In URL Redirection attacks, the attacker manipulates a URL and sends it to the victim. When the victim opens the URL, the website redirects them to a destination specified by the attacker, which may be a malicious or unintended site.

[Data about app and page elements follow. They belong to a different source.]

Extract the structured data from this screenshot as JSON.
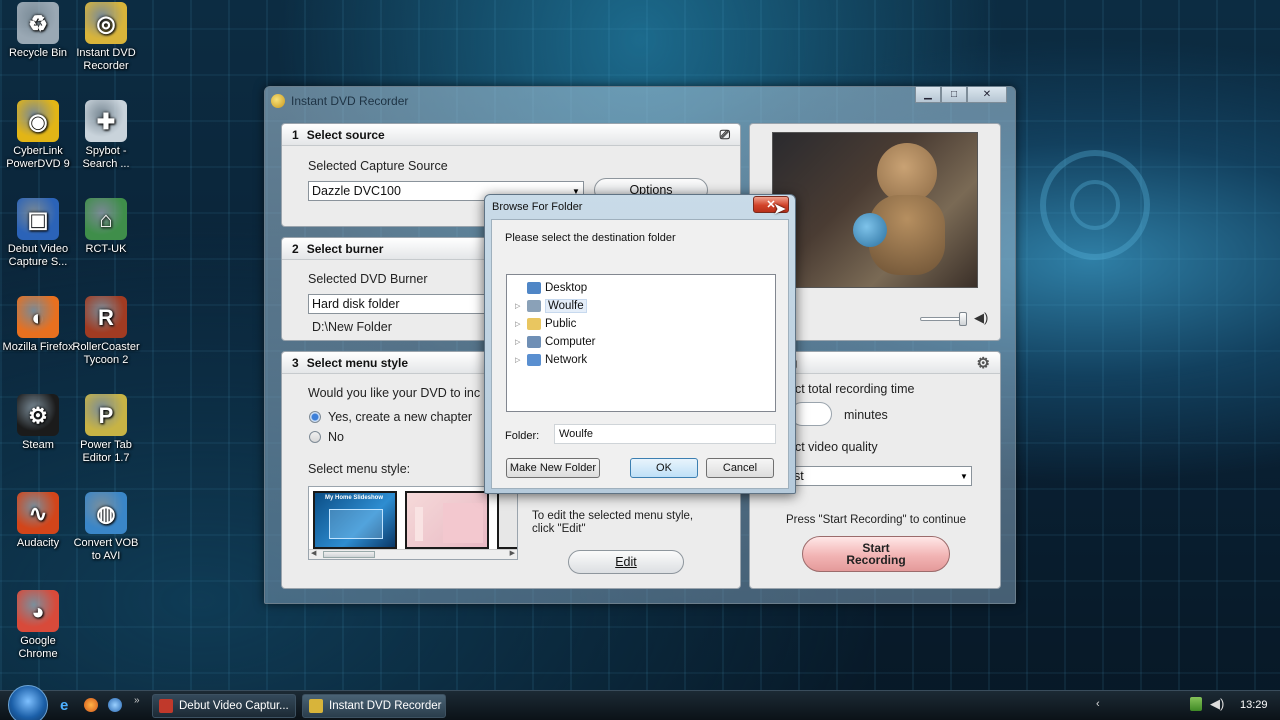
{
  "desktop_icons": [
    {
      "label": "Recycle Bin",
      "icon": "recycle-bin-icon",
      "color": "#9aa8b4"
    },
    {
      "label": "Instant DVD Recorder",
      "icon": "instant-dvd-recorder-icon",
      "color": "#d8b43a"
    },
    {
      "label": "CyberLink PowerDVD 9",
      "icon": "powerdvd-icon",
      "color": "#e2b516"
    },
    {
      "label": "Spybot - Search ...",
      "icon": "spybot-icon",
      "color": "#c9d3db"
    },
    {
      "label": "Debut Video Capture S...",
      "icon": "debut-video-icon",
      "color": "#2b63b8"
    },
    {
      "label": "RCT-UK",
      "icon": "rct-uk-icon",
      "color": "#3f8e4a"
    },
    {
      "label": "Mozilla Firefox",
      "icon": "firefox-icon",
      "color": "#e8701f"
    },
    {
      "label": "RollerCoaster Tycoon 2",
      "icon": "rollercoaster-tycoon-icon",
      "color": "#a13b22"
    },
    {
      "label": "Steam",
      "icon": "steam-icon",
      "color": "#1b1b1b"
    },
    {
      "label": "Power Tab Editor 1.7",
      "icon": "power-tab-icon",
      "color": "#c7b345"
    },
    {
      "label": "Audacity",
      "icon": "audacity-icon",
      "color": "#d2451a"
    },
    {
      "label": "Convert VOB to AVI",
      "icon": "convert-vob-icon",
      "color": "#3a86c8"
    },
    {
      "label": "Google Chrome",
      "icon": "chrome-icon",
      "color": "#d84a3a"
    }
  ],
  "main_window": {
    "title": "Instant DVD Recorder",
    "section1": {
      "number": "1",
      "title": "Select source",
      "capture_label": "Selected Capture Source",
      "capture_value": "Dazzle DVC100",
      "options_button": "Options"
    },
    "section2": {
      "number": "2",
      "title": "Select burner",
      "burner_label": "Selected DVD Burner",
      "burner_value": "Hard disk folder",
      "folder_path": "D:\\New Folder"
    },
    "section3": {
      "number": "3",
      "title": "Select menu style",
      "question": "Would you like your DVD to inc",
      "option_yes": "Yes, create a new chapter",
      "option_no": "No",
      "menu_style_label": "Select menu style:",
      "edit_hint": "To edit the selected menu style, click \"Edit\"",
      "edit_button": "Edit",
      "thumb1_caption": "My Home Slideshow"
    },
    "recording": {
      "title": "ording",
      "total_time_label": "ect total recording time",
      "minutes_label": "minutes",
      "quality_label": "ect video quality",
      "quality_value": "st",
      "continue_hint": "Press \"Start Recording\" to continue",
      "start_button": "Start Recording"
    }
  },
  "dialog": {
    "title": "Browse For Folder",
    "close_label": "✕",
    "instruction": "Please select the destination folder",
    "tree": [
      {
        "label": "Desktop",
        "icon": "desktop-icon",
        "expandable": false,
        "selected": false
      },
      {
        "label": "Woulfe",
        "icon": "user-folder-icon",
        "expandable": true,
        "selected": true
      },
      {
        "label": "Public",
        "icon": "public-folder-icon",
        "expandable": true,
        "selected": false
      },
      {
        "label": "Computer",
        "icon": "computer-icon",
        "expandable": true,
        "selected": false
      },
      {
        "label": "Network",
        "icon": "network-icon",
        "expandable": true,
        "selected": false
      }
    ],
    "folder_label": "Folder:",
    "folder_value": "Woulfe",
    "make_new_folder": "Make New Folder",
    "ok": "OK",
    "cancel": "Cancel"
  },
  "taskbar": {
    "buttons": [
      {
        "label": "Debut Video Captur...",
        "icon": "debut-video-icon"
      },
      {
        "label": "Instant DVD Recorder",
        "icon": "instant-dvd-recorder-icon"
      }
    ],
    "clock": "13:29"
  }
}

These tricky links can allow attackers to manipulate an application's processes.

Here’s an example of a URL Redirection attack:

public class UnvalidatedForwardServlet extends HttpServlet {
    protected void doGet(HttpServletRequest request, HttpServletResponse response) {
        String destination = request.getParameter("destination");
        if (destination != null && !destination.isEmpty()) {
            try {
                // forward the request to the specified destination
                request.getRequestDispatcher(destination).forward(request, response);
            } catch (Exception e) {
        } else {
            // Inform users if the destination is invalid
            response.getWriter().println("Invalid destination");

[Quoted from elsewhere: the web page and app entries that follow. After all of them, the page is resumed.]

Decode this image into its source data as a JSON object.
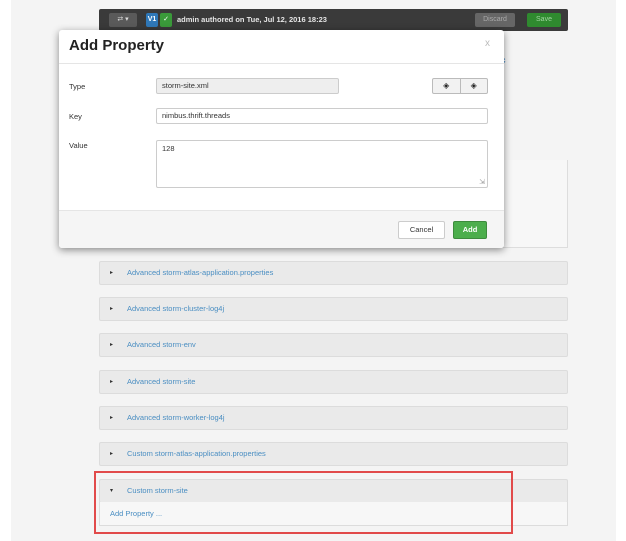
{
  "toolbar": {
    "compare_label": "⇄ ▾",
    "version_label": "V1",
    "check_label": "✓",
    "author_text": "admin authored on Tue, Jul 12, 2016 18:23",
    "discard_label": "Discard",
    "save_label": "Save"
  },
  "modal": {
    "title": "Add Property",
    "close_label": "x",
    "type_label": "Type",
    "type_value": "storm-site.xml",
    "key_label": "Key",
    "key_value": "nimbus.thrift.threads",
    "value_label": "Value",
    "value_value": "128",
    "cancel_label": "Cancel",
    "add_label": "Add"
  },
  "side_links": {
    "override_glyph": "o",
    "refresh_glyph": "c"
  },
  "sections": [
    {
      "label": "Advanced storm-atlas-application.properties",
      "arrow": "▸"
    },
    {
      "label": "Advanced storm-cluster-log4j",
      "arrow": "▸"
    },
    {
      "label": "Advanced storm-env",
      "arrow": "▸"
    },
    {
      "label": "Advanced storm-site",
      "arrow": "▸"
    },
    {
      "label": "Advanced storm-worker-log4j",
      "arrow": "▸"
    },
    {
      "label": "Custom storm-atlas-application.properties",
      "arrow": "▸"
    },
    {
      "label": "Custom storm-site",
      "arrow": "▾"
    }
  ],
  "custom_site": {
    "add_property_link": "Add Property ..."
  },
  "colors": {
    "link": "#4a8ec2",
    "success": "#4cae4c",
    "highlight": "#e14a4a"
  }
}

This servlet accepts a destination parameter, but it lacks proper validation to ensure the forwarding destination is safe and authorized. As a result, an attacker could manipulate the destination parameter to redirect users to potentially malicious locations.

Preventing and mitigating malicious code

Malicious code attacks are dangerously widespread, but there are effective ways to prevent them:

1. Validate and sanitize user inputs before processing

Check that any data or information users provide meets specific criteria such as length, format, or range and sanitize it to remove potentially harmful components. This will help you protect your app against security threats (particularly injection attacks such as SQL injection and cross-site scripting) and ensure safe data handling.

2. Regularly update and audit your codebase

Ensure you update your software components as needed, apply security patches promptly, and regularly audit and scan your codebase for unexpected vulnerabilities. These may be standard security practices - but getting the basics right is fundamental.

3. Expand and automate your security toolchain

If you want to take security one step further (which, at this point, is really the only way forward), consider expanding your security toolchain with SAST, DAST, and SCA. Leveraging these tools is key in shifting security left and protecting every SDLC stage.

DevSecOps orchestration tools like Jit let you integrate powerful open-source security testing tools such as OWASP ZAP, Semgrep, and OSV-Scanner into your CI/CD pipeline, automate them to run for every PR and manage them all in one place. Each vulnerability alert comes with detailed reporting and remediation suggestions so you can take action right away.

4. Get your IAM game on

Lastly, base your IAM strategy on the Principle of Least Privilege, ensuring that users have the minimum number of privileges they need to perform their tasks - and nothing else. Implement strong authentication mechanisms such as Time-based One-Time Passwords (TOTP) or Certificate-based Authentication (CA) and closely monitor user identity and activity to identify gaps and restrict access controls where possible.

A 360-degree approach to defending your SDLC

Attackers are not cutting corners when it comes to discovering new ways to get into your systems - in fact, they are adding new ones. Thankfully, you don’t have to reinvent the wheel to protect your SDLC: continuous and automated security will do the job for you. Specialized DevSecOps tools like Jit integrate all the testing capabilities you need into your CI/CD while making it easier to manage different tools and react to their findings promptly. Explore more here.